Washington, D.C., International Food Policy Research Institute, 1991. 123 p. (Research Report 85)This research reports on the effects of increased commercialization on production, household real income, family food consumption, expenditures, on nonfood goods and services, and the nutritional status of the population in Rwanda. The process by which household food consumption and nutritional status are affected by commercialization is described with emphasis on identifying the major elements and how each element is influenced by the change. The issue was whether agricultural production systems and efficient use of resources can be sustained under population pressure. The study area was the commune of Giciye in Gisenyi district in northwestern Rwanda. The area is mountainous and has very poor quality and acidic soils, with a deficiency of phosphorus. Population increase averaged 4.2%/year. There is a high prevalence of underconsumption and malnutrition. Subsistence food production is becoming increasingly more difficult.
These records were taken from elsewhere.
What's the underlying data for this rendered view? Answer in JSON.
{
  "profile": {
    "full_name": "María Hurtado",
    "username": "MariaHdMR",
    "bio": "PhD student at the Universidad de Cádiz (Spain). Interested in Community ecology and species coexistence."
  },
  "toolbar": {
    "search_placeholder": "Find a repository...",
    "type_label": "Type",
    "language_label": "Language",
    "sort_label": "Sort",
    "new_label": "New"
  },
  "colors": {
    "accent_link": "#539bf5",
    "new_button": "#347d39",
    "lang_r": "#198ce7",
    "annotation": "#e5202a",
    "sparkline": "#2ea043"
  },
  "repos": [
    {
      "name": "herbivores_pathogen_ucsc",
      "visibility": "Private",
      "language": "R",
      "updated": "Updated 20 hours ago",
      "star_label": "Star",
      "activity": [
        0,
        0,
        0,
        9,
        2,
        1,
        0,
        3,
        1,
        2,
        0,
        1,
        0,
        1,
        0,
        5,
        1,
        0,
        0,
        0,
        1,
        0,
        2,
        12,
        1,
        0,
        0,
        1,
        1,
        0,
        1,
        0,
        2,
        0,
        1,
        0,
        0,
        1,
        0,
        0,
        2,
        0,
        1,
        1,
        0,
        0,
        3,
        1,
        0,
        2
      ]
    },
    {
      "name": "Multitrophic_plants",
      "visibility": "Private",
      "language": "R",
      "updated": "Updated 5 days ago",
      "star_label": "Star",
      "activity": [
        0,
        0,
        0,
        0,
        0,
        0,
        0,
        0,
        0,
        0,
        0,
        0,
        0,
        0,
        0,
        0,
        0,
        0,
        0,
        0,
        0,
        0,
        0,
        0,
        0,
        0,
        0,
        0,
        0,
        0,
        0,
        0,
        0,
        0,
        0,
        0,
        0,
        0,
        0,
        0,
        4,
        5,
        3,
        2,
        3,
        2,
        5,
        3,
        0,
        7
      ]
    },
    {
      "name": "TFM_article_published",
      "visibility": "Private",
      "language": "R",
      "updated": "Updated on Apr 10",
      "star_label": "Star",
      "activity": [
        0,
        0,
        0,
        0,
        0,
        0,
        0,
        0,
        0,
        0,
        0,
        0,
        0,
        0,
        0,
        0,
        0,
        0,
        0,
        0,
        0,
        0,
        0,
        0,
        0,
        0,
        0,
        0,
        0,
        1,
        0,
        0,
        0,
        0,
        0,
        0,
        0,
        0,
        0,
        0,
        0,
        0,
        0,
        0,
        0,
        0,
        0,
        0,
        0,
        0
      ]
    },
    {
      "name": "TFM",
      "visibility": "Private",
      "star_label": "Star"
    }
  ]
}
New activities include production of tea and expansion of potato production. There is beer processing from sorghum and off-farm employment. The forces driving commercialization are identified, followed by a discussion of the production and income effects of the commercialization process, the consumption relationships and effects, the consumption/nutrition/health links, and the longterm perspectives on rural development. The research design, theory, and data base are described. The conclusions were that increasing the rate of change in agricultural technology for subsistence crops would not maintain even the current levels of poverty; there must be reductions in population growth. The recommended strategy is to encourage diversification of the rural economy with specialization in both agriculture and nonagricultural products and to improve the human capital and infrastructure base. Labor productivity needs to be increased as well as employment expansion. Labor-intensive erosion control methods such as terracing are recommended as a resource investment, which are assumed to take into account women and their time constraints. Tea production which is considered a women's crop has offered off-farm employment opportunities. Consideration must be given to land tenure policy and issues of compensation for loss of land during the commercialization process. Health and sanitation measures are needed concurrently with economic development.